    "As I said a few days ago in a comment above, there is a Seinfeldian quality to this tiresome debate."

    I agree. So why do you debate so much?
    Jul 22 02:46 PM | 6 Likes Like |Link to Comment
  • Dividends Do Matter - Especially In Retirement [View article]
    Varan,

    I'll speak for myself.

    I personally prefer DG investing for two general reasons. (I would love to enter retirement today with 50 shares of BRKA, 4000 shares of AAPL, 2000 shares of SBUX, 1000 shares of PCLN, GOOG etc. However,) DGI offers something growth stocks don't:

    1. No emotion. If I'm up, say, 5000% in my portfolio the absolute ONLY way to access money is to sell. Every time I sell some shares the emotions kick in, did I sell too early? Should I sell more/less? I made a lot of money in the 90s in growth stocks. But you really don't make any money in those stocks until you sell. So if AAPL traded @ $700 and a year later it's $550 you have nothing to show for it. I don't want to be in a position to make emotional transactions, or have future regrets.

    2. Even if one is in their 30s, they can create an income stream. Buy dividend stocks and take the monthly/quarterly money for living expenses. So if I earn $75,000 at work, and I have another say $10,000 in dividends that allows me to possibly buy a bigger home, travel more, help family, etc. If you do it consistently by the time you reach your late 40s - early 50s, dividends can easily replace work-income and you have the freedom to choose to keep working or not. Or live better. Or re-invest. Meanwhile, the principal *remained intact.*

    If I owned AAPL since 2000, or MA since '07, or GOOG since '06 etc.
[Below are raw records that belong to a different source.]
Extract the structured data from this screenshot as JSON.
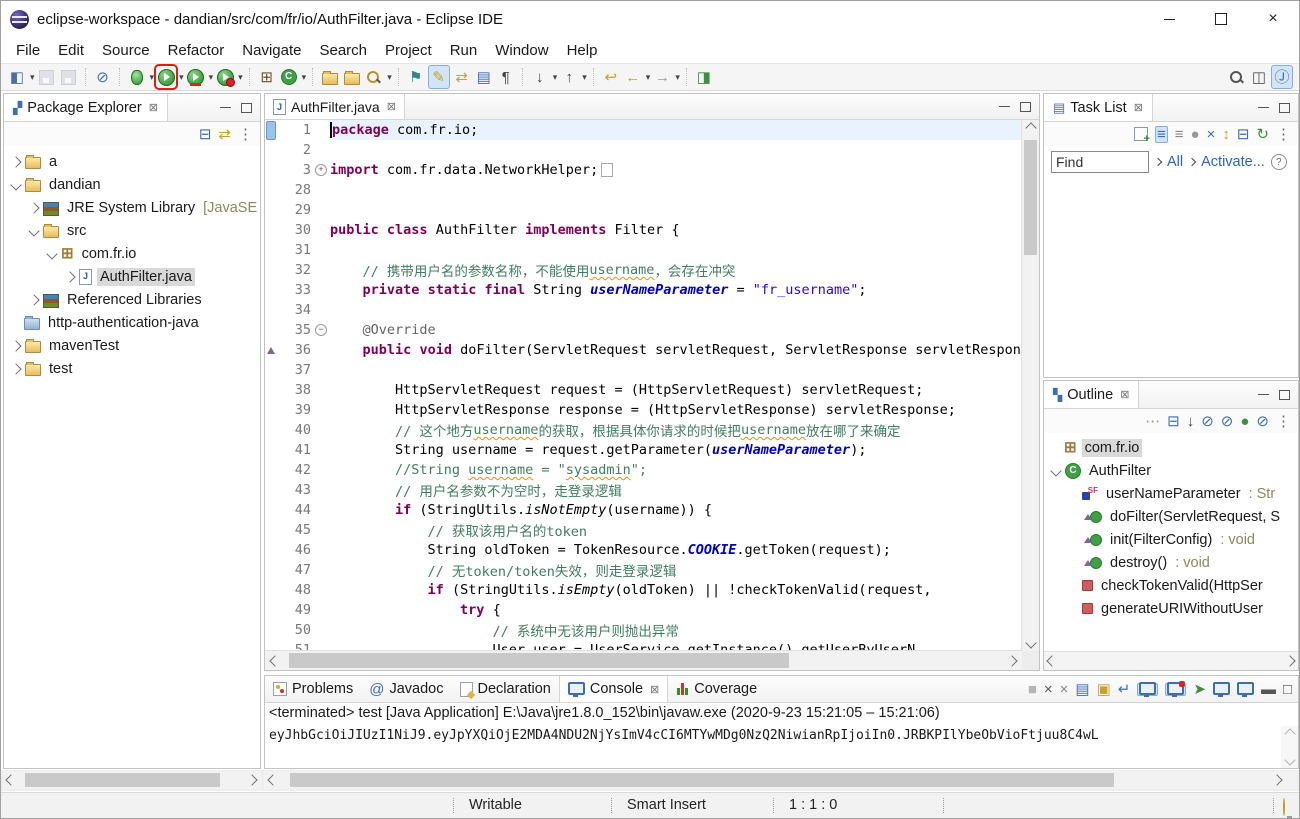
{
  "window": {
    "title": "eclipse-workspace - dandian/src/com/fr/io/AuthFilter.java - Eclipse IDE"
  },
  "menus": [
    "File",
    "Edit",
    "Source",
    "Refactor",
    "Navigate",
    "Search",
    "Project",
    "Run",
    "Window",
    "Help"
  ],
  "toolbar": {
    "groups": [
      [
        {
          "icon": "new-wizard",
          "dd": true
        },
        {
          "icon": "save",
          "disabled": true
        },
        {
          "icon": "save-all",
          "disabled": true
        }
      ],
      [
        {
          "icon": "skip-all-breakpoints"
        }
      ],
      [
        {
          "icon": "debug",
          "dd": true
        },
        {
          "icon": "run",
          "dd": true,
          "highlight": true
        },
        {
          "icon": "coverage",
          "dd": true
        },
        {
          "icon": "profile",
          "dd": true
        }
      ],
      [
        {
          "icon": "new-java-project"
        },
        {
          "icon": "new-class",
          "dd": true
        }
      ],
      [
        {
          "icon": "open-resource"
        },
        {
          "icon": "open-project"
        },
        {
          "icon": "search-torch",
          "dd": true
        }
      ],
      [
        {
          "icon": "show-annotation"
        },
        {
          "icon": "last-edit-location",
          "toggled": true
        },
        {
          "icon": "link-with-editor"
        },
        {
          "icon": "show-source"
        },
        {
          "icon": "show-whitespace"
        }
      ],
      [
        {
          "icon": "next-annotation",
          "dd": true
        },
        {
          "icon": "previous-annotation",
          "dd": true
        }
      ],
      [
        {
          "icon": "back-history"
        },
        {
          "icon": "back",
          "dd": true
        },
        {
          "icon": "forward",
          "dd": true
        }
      ],
      [
        {
          "icon": "open-new-view"
        }
      ]
    ],
    "right": [
      {
        "icon": "search"
      },
      {
        "icon": "open-perspective"
      },
      {
        "icon": "java-perspective",
        "toggled": true
      }
    ],
    "highlight_color": "#e01b1b"
  },
  "package_explorer": {
    "title": "Package Explorer",
    "toolbar": [
      "collapse-all",
      "link-with-editor",
      "view-menu"
    ],
    "items": [
      {
        "depth": 0,
        "exp": "c",
        "icon": "project",
        "label": "a"
      },
      {
        "depth": 0,
        "exp": "e",
        "icon": "project",
        "label": "dandian"
      },
      {
        "depth": 1,
        "exp": "c",
        "icon": "library",
        "label": "JRE System Library ",
        "decor": "[JavaSE"
      },
      {
        "depth": 1,
        "exp": "e",
        "icon": "src-folder",
        "label": "src"
      },
      {
        "depth": 2,
        "exp": "e",
        "icon": "package",
        "label": "com.fr.io"
      },
      {
        "depth": 3,
        "exp": "c",
        "icon": "java-file",
        "label": "AuthFilter.java",
        "selected": true
      },
      {
        "depth": 1,
        "exp": "c",
        "icon": "library",
        "label": "Referenced Libraries"
      },
      {
        "depth": 0,
        "exp": "",
        "icon": "folder-blue",
        "label": "http-authentication-java"
      },
      {
        "depth": 0,
        "exp": "c",
        "icon": "project",
        "label": "mavenTest"
      },
      {
        "depth": 0,
        "exp": "c",
        "icon": "project",
        "label": "test"
      }
    ]
  },
  "editor": {
    "tab_label": "AuthFilter.java",
    "lines": [
      {
        "n": "1",
        "cur": true,
        "caret": true,
        "tokens": [
          [
            "kw",
            "package"
          ],
          [
            "pl",
            " com.fr.io;"
          ]
        ]
      },
      {
        "n": "2",
        "tokens": []
      },
      {
        "n": "3",
        "fold": "+",
        "tokens": [
          [
            "kw",
            "import"
          ],
          [
            "pl",
            " com.fr.data.NetworkHelper;"
          ],
          [
            "box",
            ""
          ]
        ]
      },
      {
        "n": "28",
        "tokens": []
      },
      {
        "n": "29",
        "tokens": []
      },
      {
        "n": "30",
        "tokens": [
          [
            "kw",
            "public"
          ],
          [
            "pl",
            " "
          ],
          [
            "kw",
            "class"
          ],
          [
            "pl",
            " AuthFilter "
          ],
          [
            "kw",
            "implements"
          ],
          [
            "pl",
            " Filter {"
          ]
        ]
      },
      {
        "n": "31",
        "tokens": []
      },
      {
        "n": "32",
        "tokens": [
          [
            "com",
            "    // 携带用户名的参数名称，不能使用"
          ],
          [
            "com",
            "username",
            "wavy"
          ],
          [
            "com",
            "，会存在冲突"
          ]
        ]
      },
      {
        "n": "33",
        "tokens": [
          [
            "pl",
            "    "
          ],
          [
            "kw",
            "private"
          ],
          [
            "pl",
            " "
          ],
          [
            "kw",
            "static"
          ],
          [
            "pl",
            " "
          ],
          [
            "kw",
            "final"
          ],
          [
            "pl",
            " String "
          ],
          [
            "field",
            "userNameParameter"
          ],
          [
            "pl",
            " = "
          ],
          [
            "str",
            "\"fr_username\""
          ],
          [
            "pl",
            ";"
          ]
        ]
      },
      {
        "n": "34",
        "tokens": []
      },
      {
        "n": "35",
        "fold": "-",
        "tokens": [
          [
            "pl",
            "    "
          ],
          [
            "ann",
            "@Override"
          ]
        ]
      },
      {
        "n": "36",
        "warn": true,
        "tokens": [
          [
            "pl",
            "    "
          ],
          [
            "kw",
            "public"
          ],
          [
            "pl",
            " "
          ],
          [
            "kw",
            "void"
          ],
          [
            "pl",
            " doFilter(ServletRequest servletRequest, ServletResponse servletResponse"
          ]
        ]
      },
      {
        "n": "37",
        "tokens": []
      },
      {
        "n": "38",
        "tokens": [
          [
            "pl",
            "        HttpServletRequest request = (HttpServletRequest) servletRequest;"
          ]
        ]
      },
      {
        "n": "39",
        "tokens": [
          [
            "pl",
            "        HttpServletResponse response = (HttpServletResponse) servletResponse;"
          ]
        ]
      },
      {
        "n": "40",
        "tokens": [
          [
            "com",
            "        // 这个地方"
          ],
          [
            "com",
            "username",
            "wavy"
          ],
          [
            "com",
            "的获取，根据具体你请求的时候把"
          ],
          [
            "com",
            "username",
            "wavy"
          ],
          [
            "com",
            "放在哪了来确定"
          ]
        ]
      },
      {
        "n": "41",
        "tokens": [
          [
            "pl",
            "        String username = request.getParameter("
          ],
          [
            "field",
            "userNameParameter"
          ],
          [
            "pl",
            ");"
          ]
        ]
      },
      {
        "n": "42",
        "tokens": [
          [
            "com",
            "        //String "
          ],
          [
            "com",
            "username",
            "wavy"
          ],
          [
            "com",
            " = \""
          ],
          [
            "com",
            "sysadmin",
            "wavy"
          ],
          [
            "com",
            "\";"
          ]
        ]
      },
      {
        "n": "43",
        "tokens": [
          [
            "com",
            "        // 用户名参数不为空时，走登录逻辑"
          ]
        ]
      },
      {
        "n": "44",
        "tokens": [
          [
            "pl",
            "        "
          ],
          [
            "kw",
            "if"
          ],
          [
            "pl",
            " (StringUtils."
          ],
          [
            "sm",
            "isNotEmpty"
          ],
          [
            "pl",
            "(username)) {"
          ]
        ]
      },
      {
        "n": "45",
        "tokens": [
          [
            "com",
            "            // 获取该用户名的token"
          ]
        ]
      },
      {
        "n": "46",
        "tokens": [
          [
            "pl",
            "            String oldToken = TokenResource."
          ],
          [
            "field",
            "COOKIE"
          ],
          [
            "pl",
            ".getToken(request);"
          ]
        ]
      },
      {
        "n": "47",
        "tokens": [
          [
            "com",
            "            // 无token/token失效，则走登录逻辑"
          ]
        ]
      },
      {
        "n": "48",
        "tokens": [
          [
            "pl",
            "            "
          ],
          [
            "kw",
            "if"
          ],
          [
            "pl",
            " (StringUtils."
          ],
          [
            "sm",
            "isEmpty"
          ],
          [
            "pl",
            "(oldToken) || !checkTokenValid(request,"
          ]
        ]
      },
      {
        "n": "49",
        "tokens": [
          [
            "pl",
            "                "
          ],
          [
            "kw",
            "try"
          ],
          [
            "pl",
            " {"
          ]
        ]
      },
      {
        "n": "50",
        "tokens": [
          [
            "com",
            "                    // 系统中无该用户则抛出异常"
          ]
        ]
      },
      {
        "n": "51",
        "tokens": [
          [
            "pl",
            "                    User user = UserService.getInstance().getUserByUserN"
          ]
        ]
      }
    ]
  },
  "task_list": {
    "title": "Task List",
    "toolbar": [
      "new-task",
      "categorized-view",
      "scheduled-view",
      "presentation",
      "filter-completed",
      "sort",
      "collapse-all",
      "synchronize",
      "view-menu"
    ],
    "find_value": "Find",
    "links": [
      "All",
      "Activate..."
    ],
    "help_label": "?"
  },
  "outline": {
    "title": "Outline",
    "toolbar": [
      "focus",
      "collapse-all",
      "sort-az",
      "hide-fields",
      "hide-static",
      "hide-non-public",
      "hide-local-types",
      "view-menu"
    ],
    "items": [
      {
        "depth": 0,
        "exp": "",
        "icon": "package",
        "label": "com.fr.io",
        "selected": true
      },
      {
        "depth": 0,
        "exp": "e",
        "icon": "class",
        "label": "AuthFilter"
      },
      {
        "depth": 1,
        "exp": "",
        "icon": "field-sf",
        "label": "userNameParameter",
        "decor": " : Str"
      },
      {
        "depth": 1,
        "exp": "",
        "icon": "method-override",
        "label": "doFilter(ServletRequest, S"
      },
      {
        "depth": 1,
        "exp": "",
        "icon": "method-override",
        "label": "init(FilterConfig)",
        "decor": " : void"
      },
      {
        "depth": 1,
        "exp": "",
        "icon": "method-override",
        "label": "destroy()",
        "decor": " : void"
      },
      {
        "depth": 1,
        "exp": "",
        "icon": "method-private",
        "label": "checkTokenValid(HttpSer"
      },
      {
        "depth": 1,
        "exp": "",
        "icon": "method-private",
        "label": "generateURIWithoutUser"
      }
    ]
  },
  "console": {
    "tabs": [
      {
        "label": "Problems",
        "icon": "problems"
      },
      {
        "label": "Javadoc",
        "icon": "javadoc"
      },
      {
        "label": "Declaration",
        "icon": "declaration"
      },
      {
        "label": "Console",
        "icon": "console",
        "active": true,
        "closable": true
      },
      {
        "label": "Coverage",
        "icon": "coverage-tab"
      }
    ],
    "toolbar": [
      "stop",
      "clear",
      "remove-all-terminated",
      "copy",
      "scroll-lock",
      "word-wrap",
      "show-stdout",
      "show-stderr",
      "pin-console",
      "display-console",
      "open-console",
      "minimize-view",
      "maximize-view"
    ],
    "header": "<terminated> test [Java Application] E:\\Java\\jre1.8.0_152\\bin\\javaw.exe  (2020-9-23 15:21:05 – 15:21:06)",
    "output": "eyJhbGciOiJIUzI1NiJ9.eyJpYXQiOjE2MDA4NDU2NjYsImV4cCI6MTYwMDg0NzQ2NiwianRpIjoiIn0.JRBKPIlYbeObVioFtjuu8C4wL"
  },
  "status_bar": {
    "writable": "Writable",
    "insert_mode": "Smart Insert",
    "position": "1 : 1 : 0"
  },
  "colors": {
    "keyword": "#7f0055",
    "comment": "#3f7f5f",
    "string": "#2a00ff",
    "static_field": "#0000c0",
    "selection_bg": "#d9d9d9",
    "run_highlight": "#e01b1b",
    "link_blue": "#2a64c5"
  }
}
WHEN DO YOU SELL? At $100? $200? $400? $600? If I don't sell it may drop like a stone. If I do sell it may have a meteoric rise? "I" don't want to have to make those decisions.

    Buy (consistently - on dips), hold - and decide what to do with the dividends, as needs change.

    Meanwhile, as the decades pass - the portfolio remains whole.
    Jul 22 11:35 AM | 7 Likes Like |Link to Comment
  • Dividends Do Matter - Especially In Retirement [View article]
    Whenever one presses the Orange Button on the top right to read comments, one is mostly hoping for something constructive, educational, or enlightening to advance their investing success.

    Not blather, silliness, kookiness, bickering and moronic claptrap

    There are SO many other place on the internet to express those inclinations.

    Thank you
    Jul 22 10:26 AM | 1 Like Like |Link to Comment
  • Seadrill: High Dividend And High Debt [View article]
    Risk,

    "Buy & Hold is costing you a lot of money. "

    How?

    What have you done to squeeze the most out of the market? Who said BadDog wants to do that? Who says that works long term? Most traders close shop within a year.

    Either way I hope you continue making loads of money
    Jul 20 08:17 PM | 1 Like Like |Link to Comment
  • Philip Morris: The Dividend Will Eventually Be At Risk [View article]
    You really think you *quit* smoking, and now trash tobacco stocks, after THREE weeks without a cigarette?

    And you carry that over to all smokers?

    When you've quit for 5 years you'll have my attention.
    Jul 17 08:41 PM | 1 Like Like |Link to Comment
COMMENTS STATS
390 Comments
654 Likes